Exercise -> Gather all lines in the data that hold the string "true".
===== Material for this exercise
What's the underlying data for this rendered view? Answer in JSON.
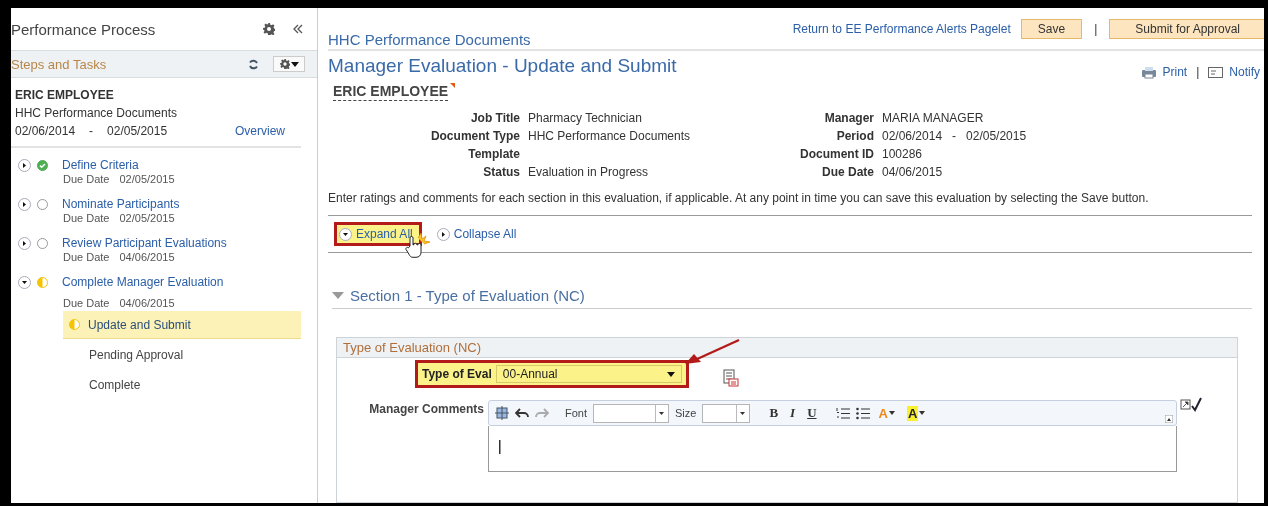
{
  "sidebar": {
    "title": "Performance Process",
    "section_title": "Steps and Tasks",
    "employee": {
      "name": "ERIC EMPLOYEE",
      "document": "HHC Performance Documents",
      "period_start": "02/06/2014",
      "period_sep": "-",
      "period_end": "02/05/2015",
      "link": "Overview"
    },
    "steps": [
      {
        "label": "Define Criteria",
        "due_label": "Due Date",
        "due": "02/05/2015",
        "kind": "complete",
        "expanded": false
      },
      {
        "label": "Nominate Participants",
        "due_label": "Due Date",
        "due": "02/05/2015",
        "kind": "pending",
        "expanded": false
      },
      {
        "label": "Review Participant Evaluations",
        "due_label": "Due Date",
        "due": "04/06/2015",
        "kind": "pending",
        "expanded": false
      },
      {
        "label": "Complete Manager Evaluation",
        "due_label": "Due Date",
        "due": "04/06/2015",
        "kind": "partial",
        "expanded": true,
        "children": [
          {
            "label": "Update and Submit",
            "kind": "partial",
            "selected": true
          },
          {
            "label": "Pending Approval",
            "selected": false
          },
          {
            "label": "Complete",
            "selected": false
          }
        ]
      }
    ]
  },
  "header": {
    "breadcrumb": "HHC Performance Documents",
    "return_link": "Return to EE Performance Alerts Pagelet",
    "save": "Save",
    "separator": "|",
    "submit": "Submit for Approval"
  },
  "page": {
    "title": "Manager Evaluation - Update and Submit",
    "print": "Print",
    "action_sep": "|",
    "notify": "Notify",
    "employee": "ERIC EMPLOYEE"
  },
  "details": [
    {
      "label": "Job Title",
      "value": "Pharmacy Technician"
    },
    {
      "label": "Manager",
      "value": "MARIA MANAGER"
    },
    {
      "label": "Document Type",
      "value": "HHC Performance Documents"
    },
    {
      "label": "Period",
      "value": "02/06/2014",
      "sep": "-",
      "value2": "02/05/2015"
    },
    {
      "label": "Template"
    },
    {
      "label": "Document ID",
      "value": "100286"
    },
    {
      "label": "Status",
      "value": "Evaluation in Progress"
    },
    {
      "label": "Due Date",
      "value": "04/06/2015"
    }
  ],
  "instructions": "Enter ratings and comments for each section in this evaluation, if applicable. At any point in time you can save this evaluation by selecting the Save button.",
  "expand_all": {
    "label": "Expand All",
    "highlighted": true
  },
  "collapse_all": {
    "label": "Collapse All",
    "highlighted": false
  },
  "section": {
    "title": "Section 1 - Type of Evaluation (NC)",
    "expanded": true,
    "group_title": "Type of Evaluation (NC)",
    "type_field": {
      "label": "Type of Eval",
      "value": "00-Annual",
      "highlighted": true
    },
    "comments": {
      "label": "Manager Comments",
      "font_label": "Font",
      "size_label": "Size",
      "bold": "B",
      "italic": "I",
      "underline": "U",
      "text_color": "A",
      "bg_color": "A"
    }
  }
}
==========
Answer box ->
        "expanded": true,
            "selected": true
    "highlighted": true
    "expanded": true,
      "highlighted": true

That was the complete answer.